Some of these teams will turn things around. But as things stand now, the winning percentage gap between the no. 8 seed in the West (or, heck, the no. 9 seed) and the no. 8 seed in the East is larger than it has ended up in any season since the 1999 lockout. That doesn’t have much meaning since it’s very early, and fewer games naturally creates bigger jumps (and falls) in winning percentage.
But if the trends keep up, this season could at least enliven the discussion about fairness and playoff spots. Look, the league isn’t eliminating conferences, placing all 30 teams into one pool, and balancing the schedule — even if doing so would prevent what happened in 2007-08 and 2009-10, when it took 50 wins to make the Western Conference playoffs and just 41 (in 2010) and 37 (in 2008) to make it in the East. As long as you’re playing 82 games, you can’t ask the Clippers to play the Knicks and Nets as often as they do the Kings and Lakers. It’s too much. Teams in the Northwest Division, especially the Blazers, already log thousands more air miles per season than teams from the other five divisions. Punishing them with more is unfair. If you want to lump all 30 teams into the same playoff-seeding pool, you’re wading into a much different argument about schedule length.
It would be easier to scrap the conference system and just take the 16 best teams into the playoffs if the league adopted something like a 58-game schedule, in which every team would play every other team just twice — and had that schedule unfold over the same time period as the current 82-game set, to not overburden teams with travel. But that’s not happening anytime soon.
So what’s the solution? The boss here has gotten a lot of traction by suggesting the Entertaining-as-Hell Tournament, in which the top seven seeds in each conference get guaranteed playoff spots, and the other 16 teams enter a tournament to win the last two seeds. I like the general concept, and I’d be game to expand the tournament so that only the top six seeds are guaranteed postseason spots.

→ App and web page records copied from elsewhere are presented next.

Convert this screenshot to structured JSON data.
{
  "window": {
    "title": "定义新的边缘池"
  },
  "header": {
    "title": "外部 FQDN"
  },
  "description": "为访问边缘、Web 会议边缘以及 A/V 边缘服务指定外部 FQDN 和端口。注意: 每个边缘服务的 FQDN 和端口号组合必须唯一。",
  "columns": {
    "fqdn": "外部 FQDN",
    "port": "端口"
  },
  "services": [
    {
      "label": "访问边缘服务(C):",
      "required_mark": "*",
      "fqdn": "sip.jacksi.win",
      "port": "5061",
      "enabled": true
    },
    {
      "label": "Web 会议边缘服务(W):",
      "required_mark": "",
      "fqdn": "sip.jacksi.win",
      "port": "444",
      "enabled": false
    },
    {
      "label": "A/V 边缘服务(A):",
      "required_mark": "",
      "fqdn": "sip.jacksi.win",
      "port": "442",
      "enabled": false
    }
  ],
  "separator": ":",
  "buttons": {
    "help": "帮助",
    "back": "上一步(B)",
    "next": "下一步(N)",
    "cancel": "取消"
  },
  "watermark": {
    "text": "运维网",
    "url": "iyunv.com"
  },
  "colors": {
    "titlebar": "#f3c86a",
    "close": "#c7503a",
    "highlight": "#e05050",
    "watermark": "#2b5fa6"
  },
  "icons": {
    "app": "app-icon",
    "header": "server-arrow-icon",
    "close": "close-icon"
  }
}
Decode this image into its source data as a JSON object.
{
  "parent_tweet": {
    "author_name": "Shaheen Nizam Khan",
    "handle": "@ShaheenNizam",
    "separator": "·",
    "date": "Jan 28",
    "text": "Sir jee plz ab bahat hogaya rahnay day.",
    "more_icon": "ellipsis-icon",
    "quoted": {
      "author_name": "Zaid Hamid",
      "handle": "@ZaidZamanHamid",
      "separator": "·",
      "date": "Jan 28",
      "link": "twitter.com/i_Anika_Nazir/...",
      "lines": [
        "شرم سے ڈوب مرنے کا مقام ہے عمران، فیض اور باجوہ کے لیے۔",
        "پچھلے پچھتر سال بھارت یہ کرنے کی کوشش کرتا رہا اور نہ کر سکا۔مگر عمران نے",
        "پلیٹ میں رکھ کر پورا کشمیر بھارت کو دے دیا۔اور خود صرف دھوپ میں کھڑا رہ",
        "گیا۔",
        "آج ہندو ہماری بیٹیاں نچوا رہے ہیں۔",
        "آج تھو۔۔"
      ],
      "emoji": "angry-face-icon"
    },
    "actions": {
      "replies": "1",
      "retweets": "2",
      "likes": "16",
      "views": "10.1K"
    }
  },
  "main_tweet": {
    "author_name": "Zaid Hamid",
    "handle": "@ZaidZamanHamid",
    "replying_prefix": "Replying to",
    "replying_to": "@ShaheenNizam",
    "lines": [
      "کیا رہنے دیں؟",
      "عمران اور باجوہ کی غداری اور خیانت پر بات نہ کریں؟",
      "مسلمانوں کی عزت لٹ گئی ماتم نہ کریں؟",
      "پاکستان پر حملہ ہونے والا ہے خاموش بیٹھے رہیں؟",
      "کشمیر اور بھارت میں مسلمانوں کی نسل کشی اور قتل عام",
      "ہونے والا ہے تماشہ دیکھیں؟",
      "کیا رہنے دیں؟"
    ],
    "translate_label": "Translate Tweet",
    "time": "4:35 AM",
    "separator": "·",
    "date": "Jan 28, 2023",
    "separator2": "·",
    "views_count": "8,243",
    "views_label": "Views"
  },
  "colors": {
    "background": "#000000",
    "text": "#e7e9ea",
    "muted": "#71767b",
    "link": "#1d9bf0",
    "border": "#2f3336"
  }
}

But should every team below that get to participate in the Entertaining-as-Hell Tournament? How about if we just took the four best non-playoff teams in each conference — the nos. 7-10 seeds — and put them into some kind of tournament for the final two postseason spots in each conference? The four semifinalists would all make the real playoffs, and the last two rounds of the tournament would determine their seedings. That way, the Eastern Conference bottom-dwellers would have to earn their playoff spots by actually beating Western Conference teams.
That sounds great in theory. But how would you slot the four “new” playoff teams into the real playoffs? If the semifinals involve all four Western Conference participants, which ones shift into the Eastern Conference bracket? And is that fair to the top two Eastern Conference seeds, which might end up facing better teams than the lucky duck no. 3 seed?
You could get around these issues by rejiggering the rules in any number of ways, but each rejiggering creates new ripple effects. And introducing concepts like this would have profound consequences on team-building strategies, to the point of upending a team’s short-term goals. Simply picking the 16 teams with the best records doesn’t quite work, in pure fairness terms, unless the league balances the schedule.
Finding the right fix is hard, but Step 1 is easy: Good-bye, silly divisions.